[Stored data]
++++++

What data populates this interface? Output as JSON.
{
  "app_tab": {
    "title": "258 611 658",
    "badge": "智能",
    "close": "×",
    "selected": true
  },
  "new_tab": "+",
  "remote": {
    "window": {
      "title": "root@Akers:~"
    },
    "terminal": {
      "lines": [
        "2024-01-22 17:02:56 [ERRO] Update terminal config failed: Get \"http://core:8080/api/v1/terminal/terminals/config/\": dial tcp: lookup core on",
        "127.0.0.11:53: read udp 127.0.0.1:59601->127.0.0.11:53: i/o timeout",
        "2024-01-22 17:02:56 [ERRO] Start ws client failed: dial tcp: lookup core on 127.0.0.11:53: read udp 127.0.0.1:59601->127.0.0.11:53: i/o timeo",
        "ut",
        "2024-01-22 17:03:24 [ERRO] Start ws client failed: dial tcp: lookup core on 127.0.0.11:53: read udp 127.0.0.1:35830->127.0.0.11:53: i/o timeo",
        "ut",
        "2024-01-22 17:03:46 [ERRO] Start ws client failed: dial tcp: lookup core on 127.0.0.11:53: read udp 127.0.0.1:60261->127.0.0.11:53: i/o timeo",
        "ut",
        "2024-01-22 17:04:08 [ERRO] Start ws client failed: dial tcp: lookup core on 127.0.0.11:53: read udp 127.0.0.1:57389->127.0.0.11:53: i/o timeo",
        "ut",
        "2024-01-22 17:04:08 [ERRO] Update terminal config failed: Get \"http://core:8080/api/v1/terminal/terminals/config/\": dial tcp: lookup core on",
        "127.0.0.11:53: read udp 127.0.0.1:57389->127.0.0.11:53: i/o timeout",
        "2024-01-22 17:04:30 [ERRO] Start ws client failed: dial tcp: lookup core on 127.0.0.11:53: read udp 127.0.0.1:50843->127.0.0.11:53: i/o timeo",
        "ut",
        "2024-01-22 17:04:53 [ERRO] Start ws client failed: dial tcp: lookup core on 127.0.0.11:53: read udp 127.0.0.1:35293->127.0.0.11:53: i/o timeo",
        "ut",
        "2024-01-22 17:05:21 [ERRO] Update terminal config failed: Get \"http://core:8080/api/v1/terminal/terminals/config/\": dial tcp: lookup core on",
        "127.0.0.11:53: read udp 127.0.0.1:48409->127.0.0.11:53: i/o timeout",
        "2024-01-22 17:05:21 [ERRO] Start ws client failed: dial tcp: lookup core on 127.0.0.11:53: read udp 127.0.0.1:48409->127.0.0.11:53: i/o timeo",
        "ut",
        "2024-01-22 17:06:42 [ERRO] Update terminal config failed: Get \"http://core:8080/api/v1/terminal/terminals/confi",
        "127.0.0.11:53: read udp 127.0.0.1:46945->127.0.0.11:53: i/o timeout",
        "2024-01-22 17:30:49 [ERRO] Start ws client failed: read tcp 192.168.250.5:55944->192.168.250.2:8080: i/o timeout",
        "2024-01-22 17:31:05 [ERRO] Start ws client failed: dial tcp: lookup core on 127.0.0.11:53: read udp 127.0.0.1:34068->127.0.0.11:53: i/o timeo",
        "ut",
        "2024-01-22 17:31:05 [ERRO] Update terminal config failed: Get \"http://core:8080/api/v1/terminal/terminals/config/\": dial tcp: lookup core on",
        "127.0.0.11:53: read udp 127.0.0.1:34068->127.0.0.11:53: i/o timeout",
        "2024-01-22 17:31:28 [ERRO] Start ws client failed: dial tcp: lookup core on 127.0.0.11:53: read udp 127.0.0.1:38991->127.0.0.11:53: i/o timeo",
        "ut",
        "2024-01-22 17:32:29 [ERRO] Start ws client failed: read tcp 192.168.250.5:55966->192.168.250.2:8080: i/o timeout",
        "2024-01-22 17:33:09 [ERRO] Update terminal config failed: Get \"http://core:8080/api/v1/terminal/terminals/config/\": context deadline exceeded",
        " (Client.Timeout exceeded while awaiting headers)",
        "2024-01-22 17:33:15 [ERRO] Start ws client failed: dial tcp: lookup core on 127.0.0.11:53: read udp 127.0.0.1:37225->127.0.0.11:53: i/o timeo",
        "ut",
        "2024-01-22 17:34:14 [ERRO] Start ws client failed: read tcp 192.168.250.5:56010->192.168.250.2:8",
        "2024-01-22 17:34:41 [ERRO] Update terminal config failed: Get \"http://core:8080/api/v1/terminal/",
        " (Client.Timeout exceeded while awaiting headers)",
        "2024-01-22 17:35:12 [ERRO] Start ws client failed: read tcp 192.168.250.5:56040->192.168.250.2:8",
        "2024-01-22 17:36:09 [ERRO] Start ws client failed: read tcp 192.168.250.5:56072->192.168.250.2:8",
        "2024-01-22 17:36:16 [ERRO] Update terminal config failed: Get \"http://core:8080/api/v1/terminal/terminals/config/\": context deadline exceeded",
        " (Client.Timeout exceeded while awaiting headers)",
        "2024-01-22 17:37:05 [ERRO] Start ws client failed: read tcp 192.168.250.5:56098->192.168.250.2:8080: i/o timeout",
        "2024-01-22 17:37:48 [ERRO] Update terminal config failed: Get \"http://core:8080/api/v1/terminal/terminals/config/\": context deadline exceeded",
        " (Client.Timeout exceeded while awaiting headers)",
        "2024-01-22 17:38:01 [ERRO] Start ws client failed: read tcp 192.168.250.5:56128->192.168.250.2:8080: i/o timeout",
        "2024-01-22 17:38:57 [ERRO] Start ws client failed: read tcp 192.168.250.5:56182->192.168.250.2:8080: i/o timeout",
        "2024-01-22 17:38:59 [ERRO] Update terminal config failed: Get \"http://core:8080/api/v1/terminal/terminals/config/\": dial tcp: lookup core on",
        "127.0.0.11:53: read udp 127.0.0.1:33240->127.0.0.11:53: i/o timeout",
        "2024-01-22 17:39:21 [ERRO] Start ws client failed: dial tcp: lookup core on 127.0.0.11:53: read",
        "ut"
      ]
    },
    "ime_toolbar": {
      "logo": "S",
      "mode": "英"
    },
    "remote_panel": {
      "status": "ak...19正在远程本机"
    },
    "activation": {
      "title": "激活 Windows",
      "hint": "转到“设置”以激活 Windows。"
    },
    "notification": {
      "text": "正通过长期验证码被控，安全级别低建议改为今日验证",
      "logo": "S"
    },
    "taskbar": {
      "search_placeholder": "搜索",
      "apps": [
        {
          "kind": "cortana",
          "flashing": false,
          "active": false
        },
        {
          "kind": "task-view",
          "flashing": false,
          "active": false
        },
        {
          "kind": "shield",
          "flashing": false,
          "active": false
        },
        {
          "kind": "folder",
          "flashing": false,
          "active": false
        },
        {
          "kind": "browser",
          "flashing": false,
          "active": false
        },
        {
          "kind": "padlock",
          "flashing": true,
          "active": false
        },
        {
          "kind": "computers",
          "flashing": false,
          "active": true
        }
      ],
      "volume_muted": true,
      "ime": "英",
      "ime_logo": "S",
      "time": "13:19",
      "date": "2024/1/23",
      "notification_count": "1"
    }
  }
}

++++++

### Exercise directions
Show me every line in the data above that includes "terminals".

### Solved exercise
        "2024-01-22 17:02:56 [ERRO] Update terminal config failed: Get \"http://core:8080/api/v1/terminal/terminals/config/\": dial tcp: lookup core on",
        "2024-01-22 17:04:08 [ERRO] Update terminal config failed: Get \"http://core:8080/api/v1/terminal/terminals/config/\": dial tcp: lookup core on",
        "2024-01-22 17:05:21 [ERRO] Update terminal config failed: Get \"http://core:8080/api/v1/terminal/terminals/config/\": dial tcp: lookup core on",
        "2024-01-22 17:06:42 [ERRO] Update terminal config failed: Get \"http://core:8080/api/v1/terminal/terminals/confi",
        "2024-01-22 17:31:05 [ERRO] Update terminal config failed: Get \"http://core:8080/api/v1/terminal/terminals/config/\": dial tcp: lookup core on",
        "2024-01-22 17:33:09 [ERRO] Update terminal config failed: Get \"http://core:8080/api/v1/terminal/terminals/config/\": context deadline exceeded",
        "2024-01-22 17:36:16 [ERRO] Update terminal config failed: Get \"http://core:8080/api/v1/terminal/terminals/config/\": context deadline exceeded",
        "2024-01-22 17:37:48 [ERRO] Update terminal config failed: Get \"http://core:8080/api/v1/terminal/terminals/config/\": context deadline exceeded",
        "2024-01-22 17:38:59 [ERRO] Update terminal config failed: Get \"http://core:8080/api/v1/terminal/terminals/config/\": dial tcp: lookup core on",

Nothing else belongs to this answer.